Post #1

Hello?  Test, test….  Hey, is this thing on?

After several years posting at other discussion forums, I’d like to focus my creative efforts on this blog.  I want to take a broad look at the arguments for and against Christianity as well as look at Christianity’s place in society.  I’d like to create a civil but energetic critique of Christianity from an atheist viewpoint.

I’m interested in what you think!  Please add your comments.  Any suggestions for new topics—things about Christianity or atheism that bug you or questions you have—would also be much appreciated.  Email me at

I’m also interested in any comments you have about the name and tagline for the blog.  I went through a lot of them, looking for the right balance between politeness and frankness, and I’d like to hear any suggestions for improvement.  For your amusement, here are some taglines that didn’t make it.
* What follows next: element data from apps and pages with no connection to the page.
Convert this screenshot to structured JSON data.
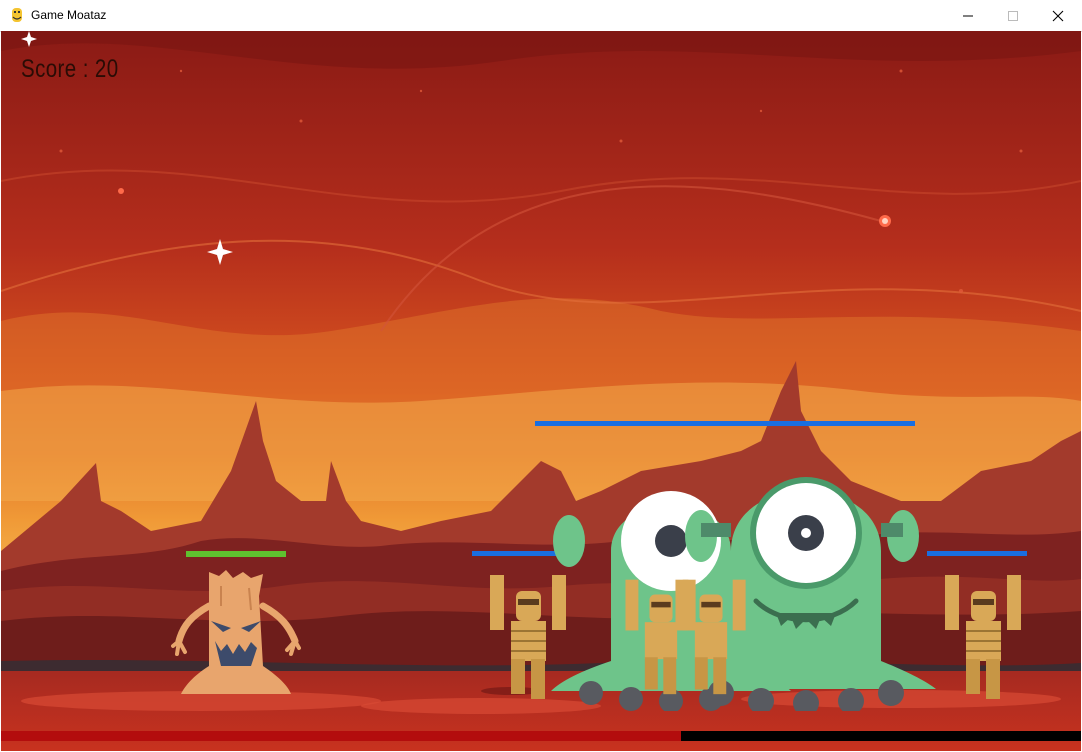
{
  "window": {
    "title": "Game Moataz",
    "app_icon": "python-snake-icon",
    "controls": [
      "minimize-icon",
      "maximize-icon",
      "close-icon"
    ]
  },
  "hud": {
    "score_text": "Score : 20"
  },
  "player": {
    "name": "tree monster",
    "health_fraction": 1.0,
    "health_color": "#5fc12f"
  },
  "enemies": [
    {
      "type": "mummy",
      "health_fraction": 1.0,
      "health_color": "#1a6ee0"
    },
    {
      "type": "mummy",
      "health_fraction": 1.0,
      "health_color": "#1a6ee0"
    },
    {
      "type": "mummy",
      "health_fraction": 1.0,
      "health_color": "#1a6ee0"
    },
    {
      "type": "mummy",
      "health_fraction": 1.0,
      "health_color": "#1a6ee0"
    },
    {
      "type": "alien",
      "health_fraction": 1.0,
      "health_color": "#1a6ee0"
    },
    {
      "type": "alien",
      "health_fraction": 1.0,
      "health_color": "#1a6ee0"
    }
  ],
  "event_bar": {
    "fraction": 0.63,
    "fill_color": "#b30d0d",
    "track_color": "#000000"
  },
  "colors": {
    "sky_top": "#8e1b16",
    "sky_bottom": "#f0a038",
    "ground": "#c8321f",
    "lava": "#d63b2a"
  }
}
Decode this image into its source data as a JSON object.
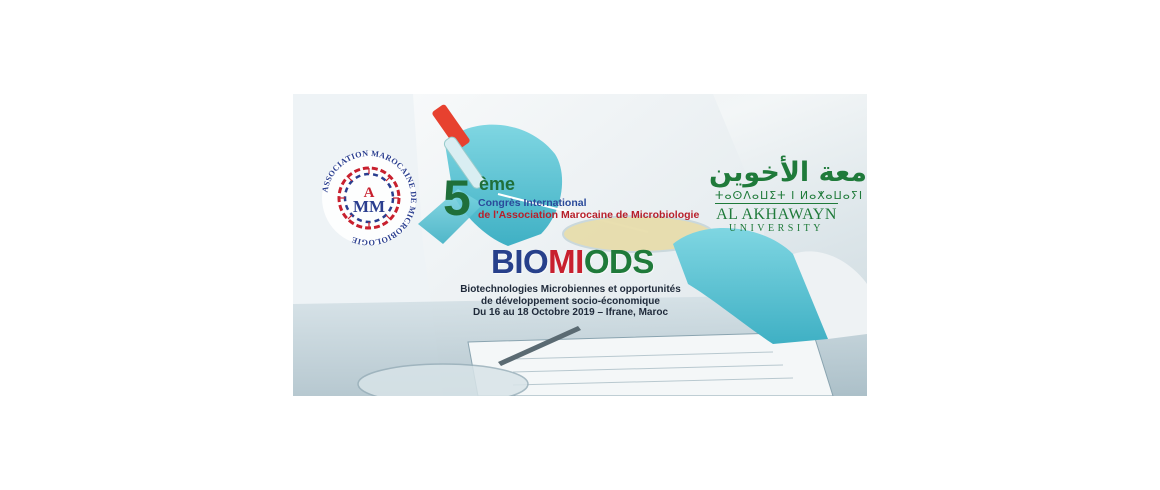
{
  "banner": {
    "amm_logo": {
      "ring_text": "ASSOCIATION MAROCAINE DE MICROBIOLOGIE",
      "monogram_top": "A",
      "monogram_bottom": "MM"
    },
    "university_logo": {
      "arabic": "جامعة الأخوين",
      "tifinagh": "ⵜⴰⵙⴷⴰⵡⵉⵜ ⵏ ⵍⴰⵅⴰⵡⴰⵢⵏ",
      "latin": "AL AKHAWAYN",
      "university": "UNIVERSITY"
    },
    "heading": {
      "number": "5",
      "ordinal": "ème",
      "line1": "Congrès International",
      "line2": "de l'Association Marocaine de Microbiologie"
    },
    "acronym": {
      "part1": "BIO",
      "part2": "MI",
      "part3": "ODS"
    },
    "subtitle": {
      "line1": "Biotechnologies Microbiennes et opportunités",
      "line2": "de développement socio-économique",
      "line3": "Du 16 au 18 Octobre 2019 – Ifrane, Maroc"
    },
    "colors": {
      "green": "#1f7a3a",
      "blue": "#27408b",
      "red": "#c8202e",
      "glove": "#5fc8d6"
    }
  }
}
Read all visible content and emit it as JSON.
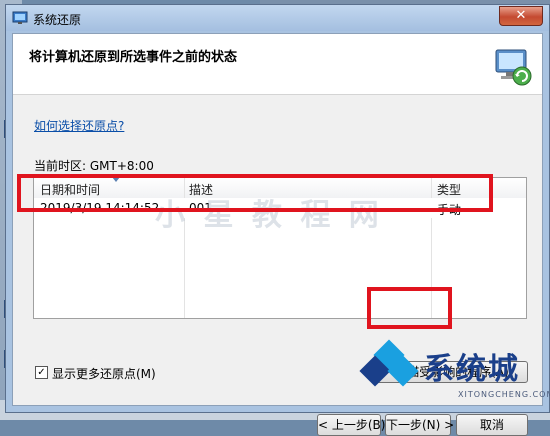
{
  "window": {
    "title": "系统还原",
    "close_label": "✕",
    "header": "将计算机还原到所选事件之前的状态"
  },
  "help_link": "如何选择还原点?",
  "timezone": "当前时区: GMT+8:00",
  "table": {
    "columns": [
      "日期和时间",
      "描述",
      "类型"
    ],
    "rows": [
      {
        "datetime": "2019/3/19 14:14:52",
        "description": "001",
        "type": "手动"
      }
    ]
  },
  "show_more": {
    "label": "显示更多还原点(M)",
    "checked": true,
    "check_glyph": "✓"
  },
  "buttons": {
    "scan": "扫描受影响的程序(A)",
    "back": "< 上一步(B)",
    "next": "下一步(N) >",
    "cancel": "取消"
  },
  "watermarks": {
    "middle": "小 星 教 程 网",
    "brand": "系统城",
    "brand_sub": "XITONGCHENG.COM"
  },
  "colors": {
    "highlight_red": "#e0141e",
    "link_blue": "#0a4ea8",
    "brand_blue": "#1a3f8a",
    "brand_cyan": "#1aa0e0"
  }
}
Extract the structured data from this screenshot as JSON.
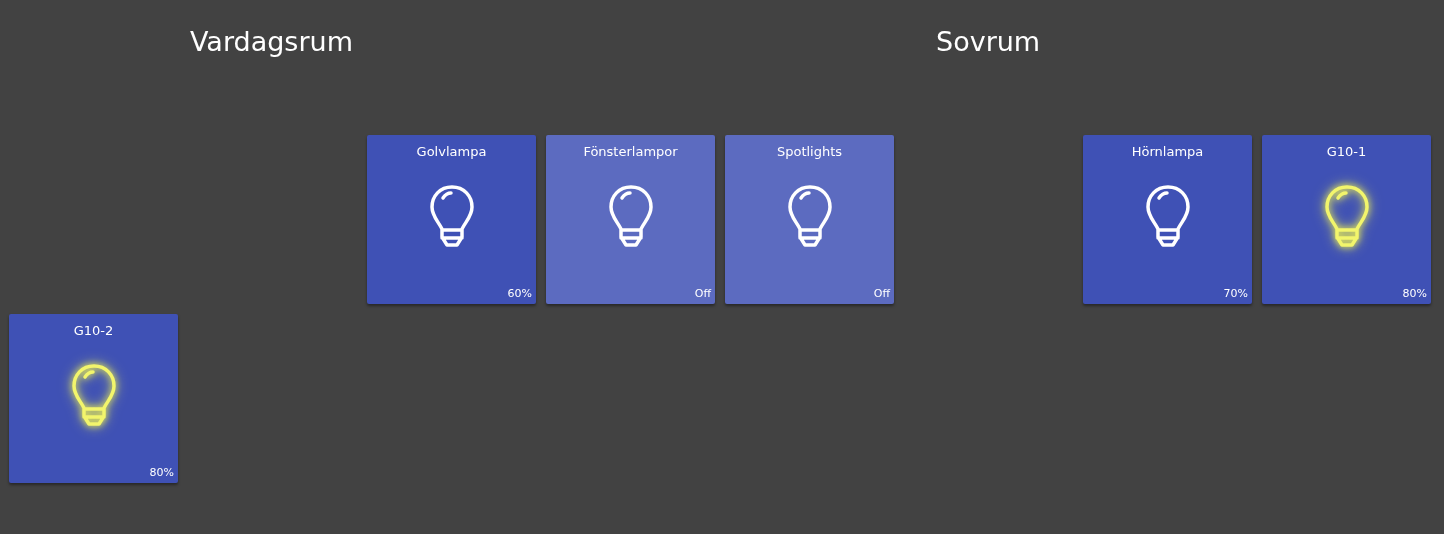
{
  "rooms": [
    {
      "name": "Vardagsrum",
      "devices": [
        {
          "name": "Golvlampa",
          "on": true,
          "glowing": false,
          "reading": "60%"
        },
        {
          "name": "Fönsterlampor",
          "on": false,
          "glowing": false,
          "reading": "Off"
        },
        {
          "name": "Spotlights",
          "on": false,
          "glowing": false,
          "reading": "Off"
        }
      ]
    },
    {
      "name": "Sovrum",
      "devices": [
        {
          "name": "Hörnlampa",
          "on": true,
          "glowing": false,
          "reading": "70%"
        },
        {
          "name": "G10-1",
          "on": true,
          "glowing": true,
          "reading": "80%"
        }
      ]
    }
  ],
  "other_devices": [
    {
      "name": "G10-2",
      "on": true,
      "glowing": true,
      "reading": "80%"
    }
  ]
}
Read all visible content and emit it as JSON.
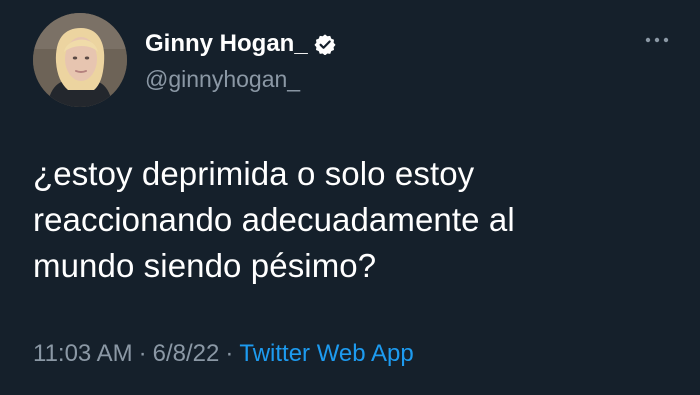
{
  "tweet": {
    "author": {
      "display_name": "Ginny Hogan_",
      "handle": "@ginnyhogan_",
      "verified": true
    },
    "text": "¿estoy deprimida o solo estoy\nreaccionando adecuadamente al\nmundo siendo pésimo?",
    "meta": {
      "time": "11:03 AM",
      "separator": "·",
      "date": "6/8/22",
      "source": "Twitter Web App"
    }
  },
  "theme": {
    "background": "#15202b",
    "primary_text": "#ffffff",
    "secondary_text": "#8b98a5",
    "accent": "#1d9bf0"
  },
  "icons": {
    "verified": "verified-badge-icon",
    "more": "more-options-icon"
  }
}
  • Using Reason to Critique Christianity
  • Clear Thinking about Christianity
  • If God Wanted Mindless Faith, Then Why Did He Give You a Mind?
  • Challenging Thoughtful Christians
  • If God Exists, He Made Reason to be Used
  • Free your Mind
  • Religion is Easier than Thinking
  • Using Reason to Reject Faith
  • “Faith means not wanting to know what is true”  — Friedrich Nietzsche
  • Faith is No Virtue.  Demanding Evidence is No Vice.
  • Santa Claus isn’t Real Either
  • A Critique of Christianity in America Today
  • Faith is What You Appeal to When You Don’t Have Good Reasons
  • “Atheism is not a religion, it’s a personal relationship with reality”

Let the thinking begin!


3 thoughts on “Post #1

  1. Yes, I love the last one too.

    Anything that cares about reality and the truth I pretty much like. I try to be a positive atheist, but I know reality and the truth isn’t always positive, or I guess it depends on how one interprets the facts. I like critical thinking. Here is a broad outline of critical thinking that I read in a psychology text book. I would be curious to know what you think of it?

    Outline of Critical Thinking:
    1. Be curious, ask questions.
    2. Define terms.
    3. Examine evidence.
    4. Analyze assumptions and biases.
    5. Avoid emotional reasoning.
    6. Don’t oversimplify.
    7. Consider other interpretations.
    8. Tolerate uncertainty.

Leave a Reply

Fill in your details below or click an icon to log in: Logo

You are commenting using your account. Log Out /  Change )

Twitter picture

You are commenting using your Twitter account. Log Out /  Change )

Facebook photo

You are commenting using your Facebook account. Log Out /  Change )

Connecting to %s